- _Your instructions_
Every entry must be given again exactly as it is written.

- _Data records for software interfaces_

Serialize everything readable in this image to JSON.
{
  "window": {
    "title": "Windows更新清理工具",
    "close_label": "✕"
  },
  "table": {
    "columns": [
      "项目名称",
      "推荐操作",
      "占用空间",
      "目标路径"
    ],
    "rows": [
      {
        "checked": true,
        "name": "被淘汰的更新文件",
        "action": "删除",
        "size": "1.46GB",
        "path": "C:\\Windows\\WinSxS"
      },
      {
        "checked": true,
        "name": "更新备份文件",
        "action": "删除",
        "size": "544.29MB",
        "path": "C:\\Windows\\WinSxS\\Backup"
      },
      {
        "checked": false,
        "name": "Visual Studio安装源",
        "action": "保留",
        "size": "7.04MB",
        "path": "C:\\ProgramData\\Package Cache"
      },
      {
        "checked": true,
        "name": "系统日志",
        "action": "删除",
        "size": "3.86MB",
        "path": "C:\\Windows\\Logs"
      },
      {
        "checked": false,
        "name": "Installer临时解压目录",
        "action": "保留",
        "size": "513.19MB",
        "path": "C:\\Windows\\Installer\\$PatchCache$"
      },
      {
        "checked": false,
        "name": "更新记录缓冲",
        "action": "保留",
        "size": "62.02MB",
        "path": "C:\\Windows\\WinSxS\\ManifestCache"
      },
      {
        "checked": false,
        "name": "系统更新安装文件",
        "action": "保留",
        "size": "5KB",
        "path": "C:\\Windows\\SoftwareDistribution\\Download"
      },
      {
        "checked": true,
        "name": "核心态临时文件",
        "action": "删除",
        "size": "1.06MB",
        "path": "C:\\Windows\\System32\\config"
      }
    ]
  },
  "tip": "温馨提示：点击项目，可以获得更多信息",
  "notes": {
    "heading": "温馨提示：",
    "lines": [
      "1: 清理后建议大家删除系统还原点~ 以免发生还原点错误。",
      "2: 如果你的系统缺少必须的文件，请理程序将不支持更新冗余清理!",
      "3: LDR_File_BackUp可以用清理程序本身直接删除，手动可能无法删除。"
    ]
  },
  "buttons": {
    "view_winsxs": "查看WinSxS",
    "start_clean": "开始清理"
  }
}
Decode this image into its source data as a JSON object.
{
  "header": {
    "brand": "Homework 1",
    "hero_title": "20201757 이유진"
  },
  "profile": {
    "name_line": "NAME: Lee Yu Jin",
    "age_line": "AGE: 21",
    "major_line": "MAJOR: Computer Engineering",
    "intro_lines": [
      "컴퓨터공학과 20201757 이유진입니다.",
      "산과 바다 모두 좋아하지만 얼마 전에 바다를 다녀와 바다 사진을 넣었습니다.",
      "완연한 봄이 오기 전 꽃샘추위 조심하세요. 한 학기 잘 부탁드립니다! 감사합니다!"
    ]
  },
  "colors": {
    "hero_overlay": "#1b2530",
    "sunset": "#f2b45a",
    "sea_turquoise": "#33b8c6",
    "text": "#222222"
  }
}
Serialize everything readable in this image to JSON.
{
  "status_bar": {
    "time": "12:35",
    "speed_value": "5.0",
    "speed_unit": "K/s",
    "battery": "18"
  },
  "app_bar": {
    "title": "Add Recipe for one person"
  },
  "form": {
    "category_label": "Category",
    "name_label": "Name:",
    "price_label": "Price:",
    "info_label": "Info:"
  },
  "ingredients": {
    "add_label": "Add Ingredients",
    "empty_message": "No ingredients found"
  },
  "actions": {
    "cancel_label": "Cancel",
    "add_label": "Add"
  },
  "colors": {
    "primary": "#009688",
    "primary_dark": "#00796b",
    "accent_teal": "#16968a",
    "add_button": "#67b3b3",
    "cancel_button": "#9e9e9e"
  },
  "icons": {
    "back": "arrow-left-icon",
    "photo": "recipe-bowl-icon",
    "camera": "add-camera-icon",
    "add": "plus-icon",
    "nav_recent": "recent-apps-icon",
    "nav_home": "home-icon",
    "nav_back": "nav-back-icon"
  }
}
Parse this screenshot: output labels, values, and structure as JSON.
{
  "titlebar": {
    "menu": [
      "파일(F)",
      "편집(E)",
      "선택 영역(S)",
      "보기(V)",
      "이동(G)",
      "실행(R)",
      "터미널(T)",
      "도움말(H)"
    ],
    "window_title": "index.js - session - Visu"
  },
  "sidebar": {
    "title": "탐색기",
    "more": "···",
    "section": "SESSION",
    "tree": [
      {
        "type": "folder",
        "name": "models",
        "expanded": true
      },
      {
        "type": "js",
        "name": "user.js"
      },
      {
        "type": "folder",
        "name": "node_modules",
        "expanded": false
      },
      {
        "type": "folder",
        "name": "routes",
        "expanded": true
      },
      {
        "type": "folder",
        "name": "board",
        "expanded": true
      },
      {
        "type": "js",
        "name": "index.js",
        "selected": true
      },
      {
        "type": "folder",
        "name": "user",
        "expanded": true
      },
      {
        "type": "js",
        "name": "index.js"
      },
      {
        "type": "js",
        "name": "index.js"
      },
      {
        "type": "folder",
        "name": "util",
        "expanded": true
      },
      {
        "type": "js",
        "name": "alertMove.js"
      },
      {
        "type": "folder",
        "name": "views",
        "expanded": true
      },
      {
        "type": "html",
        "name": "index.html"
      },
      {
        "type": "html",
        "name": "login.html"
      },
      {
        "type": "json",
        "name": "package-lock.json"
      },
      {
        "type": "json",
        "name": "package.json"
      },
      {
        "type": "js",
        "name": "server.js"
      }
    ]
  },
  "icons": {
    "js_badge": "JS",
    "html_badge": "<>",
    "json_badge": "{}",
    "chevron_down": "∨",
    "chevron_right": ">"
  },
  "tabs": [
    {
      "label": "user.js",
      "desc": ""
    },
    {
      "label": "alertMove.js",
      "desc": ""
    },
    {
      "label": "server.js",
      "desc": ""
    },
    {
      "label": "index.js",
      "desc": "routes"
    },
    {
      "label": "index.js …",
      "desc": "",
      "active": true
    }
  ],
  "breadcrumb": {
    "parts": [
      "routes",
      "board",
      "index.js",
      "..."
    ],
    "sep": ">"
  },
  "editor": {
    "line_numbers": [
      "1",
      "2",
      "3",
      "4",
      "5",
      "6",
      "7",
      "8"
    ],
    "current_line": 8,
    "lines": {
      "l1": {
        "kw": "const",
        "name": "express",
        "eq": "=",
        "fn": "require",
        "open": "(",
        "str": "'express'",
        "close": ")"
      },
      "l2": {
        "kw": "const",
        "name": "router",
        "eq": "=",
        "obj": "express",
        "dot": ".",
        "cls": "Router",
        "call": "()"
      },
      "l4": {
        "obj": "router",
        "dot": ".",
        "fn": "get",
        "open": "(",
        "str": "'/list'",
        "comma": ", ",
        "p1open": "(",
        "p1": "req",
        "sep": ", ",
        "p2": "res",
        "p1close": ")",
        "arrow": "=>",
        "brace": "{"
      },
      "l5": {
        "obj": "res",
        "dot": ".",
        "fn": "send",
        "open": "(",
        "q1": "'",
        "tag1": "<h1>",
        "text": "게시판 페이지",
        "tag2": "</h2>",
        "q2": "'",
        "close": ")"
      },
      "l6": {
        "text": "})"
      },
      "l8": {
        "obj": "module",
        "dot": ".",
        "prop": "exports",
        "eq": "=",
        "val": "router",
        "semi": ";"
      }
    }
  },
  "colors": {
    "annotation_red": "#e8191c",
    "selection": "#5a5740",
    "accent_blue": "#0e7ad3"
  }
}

- _Output below_
Serialize everything readable in this image to JSON.
{
  "window": {
    "title": "Windows更新清理工具",
    "close_label": "✕"
  },
  "table": {
    "columns": [
      "项目名称",
      "推荐操作",
      "占用空间",
      "目标路径"
    ],
    "rows": [
      {
        "checked": true,
        "name": "被淘汰的更新文件",
        "action": "删除",
        "size": "1.46GB",
        "path": "C:\\Windows\\WinSxS"
      },
      {
        "checked": true,
        "name": "更新备份文件",
        "action": "删除",
        "size": "544.29MB",
        "path": "C:\\Windows\\WinSxS\\Backup"
      },
      {
        "checked": false,
        "name": "Visual Studio安装源",
        "action": "保留",
        "size": "7.04MB",
        "path": "C:\\ProgramData\\Package Cache"
      },
      {
        "checked": true,
        "name": "系统日志",
        "action": "删除",
        "size": "3.86MB",
        "path": "C:\\Windows\\Logs"
      },
      {
        "checked": false,
        "name": "Installer临时解压目录",
        "action": "保留",
        "size": "513.19MB",
        "path": "C:\\Windows\\Installer\\$PatchCache$"
      },
      {
        "checked": false,
        "name": "更新记录缓冲",
        "action": "保留",
        "size": "62.02MB",
        "path": "C:\\Windows\\WinSxS\\ManifestCache"
      },
      {
        "checked": false,
        "name": "系统更新安装文件",
        "action": "保留",
        "size": "5KB",
        "path": "C:\\Windows\\SoftwareDistribution\\Download"
      },
      {
        "checked": true,
        "name": "核心态临时文件",
        "action": "删除",
        "size": "1.06MB",
        "path": "C:\\Windows\\System32\\config"
      }
    ]
  },
  "tip": "温馨提示：点击项目，可以获得更多信息",
  "notes": {
    "heading": "温馨提示：",
    "lines": [
      "1: 清理后建议大家删除系统还原点~ 以免发生还原点错误。",
      "2: 如果你的系统缺少必须的文件，请理程序将不支持更新冗余清理!",
      "3: LDR_File_BackUp可以用清理程序本身直接删除，手动可能无法删除。"
    ]
  },
  "buttons": {
    "view_winsxs": "查看WinSxS",
    "start_clean": "开始清理"
  }
}
Decode this image into its source data as a JSON object.
{
  "header": {
    "brand": "Homework 1",
    "hero_title": "20201757 이유진"
  },
  "profile": {
    "name_line": "NAME: Lee Yu Jin",
    "age_line": "AGE: 21",
    "major_line": "MAJOR: Computer Engineering",
    "intro_lines": [
      "컴퓨터공학과 20201757 이유진입니다.",
      "산과 바다 모두 좋아하지만 얼마 전에 바다를 다녀와 바다 사진을 넣었습니다.",
      "완연한 봄이 오기 전 꽃샘추위 조심하세요. 한 학기 잘 부탁드립니다! 감사합니다!"
    ]
  },
  "colors": {
    "hero_overlay": "#1b2530",
    "sunset": "#f2b45a",
    "sea_turquoise": "#33b8c6",
    "text": "#222222"
  }
}
Serialize everything readable in this image to JSON.
{
  "status_bar": {
    "time": "12:35",
    "speed_value": "5.0",
    "speed_unit": "K/s",
    "battery": "18"
  },
  "app_bar": {
    "title": "Add Recipe for one person"
  },
  "form": {
    "category_label": "Category",
    "name_label": "Name:",
    "price_label": "Price:",
    "info_label": "Info:"
  },
  "ingredients": {
    "add_label": "Add Ingredients",
    "empty_message": "No ingredients found"
  },
  "actions": {
    "cancel_label": "Cancel",
    "add_label": "Add"
  },
  "colors": {
    "primary": "#009688",
    "primary_dark": "#00796b",
    "accent_teal": "#16968a",
    "add_button": "#67b3b3",
    "cancel_button": "#9e9e9e"
  },
  "icons": {
    "back": "arrow-left-icon",
    "photo": "recipe-bowl-icon",
    "camera": "add-camera-icon",
    "add": "plus-icon",
    "nav_recent": "recent-apps-icon",
    "nav_home": "home-icon",
    "nav_back": "nav-back-icon"
  }
}
Parse this screenshot: output labels, values, and structure as JSON.
{
  "titlebar": {
    "menu": [
      "파일(F)",
      "편집(E)",
      "선택 영역(S)",
      "보기(V)",
      "이동(G)",
      "실행(R)",
      "터미널(T)",
      "도움말(H)"
    ],
    "window_title": "index.js - session - Visu"
  },
  "sidebar": {
    "title": "탐색기",
    "more": "···",
    "section": "SESSION",
    "tree": [
      {
        "type": "folder",
        "name": "models",
        "expanded": true
      },
      {
        "type": "js",
        "name": "user.js"
      },
      {
        "type": "folder",
        "name": "node_modules",
        "expanded": false
      },
      {
        "type": "folder",
        "name": "routes",
        "expanded": true
      },
      {
        "type": "folder",
        "name": "board",
        "expanded": true
      },
      {
        "type": "js",
        "name": "index.js",
        "selected": true
      },
      {
        "type": "folder",
        "name": "user",
        "expanded": true
      },
      {
        "type": "js",
        "name": "index.js"
      },
      {
        "type": "js",
        "name": "index.js"
      },
      {
        "type": "folder",
        "name": "util",
        "expanded": true
      },
      {
        "type": "js",
        "name": "alertMove.js"
      },
      {
        "type": "folder",
        "name": "views",
        "expanded": true
      },
      {
        "type": "html",
        "name": "index.html"
      },
      {
        "type": "html",
        "name": "login.html"
      },
      {
        "type": "json",
        "name": "package-lock.json"
      },
      {
        "type": "json",
        "name": "package.json"
      },
      {
        "type": "js",
        "name": "server.js"
      }
    ]
  },
  "icons": {
    "js_badge": "JS",
    "html_badge": "<>",
    "json_badge": "{}",
    "chevron_down": "∨",
    "chevron_right": ">"
  },
  "tabs": [
    {
      "label": "user.js",
      "desc": ""
    },
    {
      "label": "alertMove.js",
      "desc": ""
    },
    {
      "label": "server.js",
      "desc": ""
    },
    {
      "label": "index.js",
      "desc": "routes"
    },
    {
      "label": "index.js …",
      "desc": "",
      "active": true
    }
  ],
  "breadcrumb": {
    "parts": [
      "routes",
      "board",
      "index.js",
      "..."
    ],
    "sep": ">"
  },
  "editor": {
    "line_numbers": [
      "1",
      "2",
      "3",
      "4",
      "5",
      "6",
      "7",
      "8"
    ],
    "current_line": 8,
    "lines": {
      "l1": {
        "kw": "const",
        "name": "express",
        "eq": "=",
        "fn": "require",
        "open": "(",
        "str": "'express'",
        "close": ")"
      },
      "l2": {
        "kw": "const",
        "name": "router",
        "eq": "=",
        "obj": "express",
        "dot": ".",
        "cls": "Router",
        "call": "()"
      },
      "l4": {
        "obj": "router",
        "dot": ".",
        "fn": "get",
        "open": "(",
        "str": "'/list'",
        "comma": ", ",
        "p1open": "(",
        "p1": "req",
        "sep": ", ",
        "p2": "res",
        "p1close": ")",
        "arrow": "=>",
        "brace": "{"
      },
      "l5": {
        "obj": "res",
        "dot": ".",
        "fn": "send",
        "open": "(",
        "q1": "'",
        "tag1": "<h1>",
        "text": "게시판 페이지",
        "tag2": "</h2>",
        "q2": "'",
        "close": ")"
      },
      "l6": {
        "text": "})"
      },
      "l8": {
        "obj": "module",
        "dot": ".",
        "prop": "exports",
        "eq": "=",
        "val": "router",
        "semi": ";"
      }
    }
  },
  "colors": {
    "annotation_red": "#e8191c",
    "selection": "#5a5740",
    "accent_blue": "#0e7ad3"
  }
}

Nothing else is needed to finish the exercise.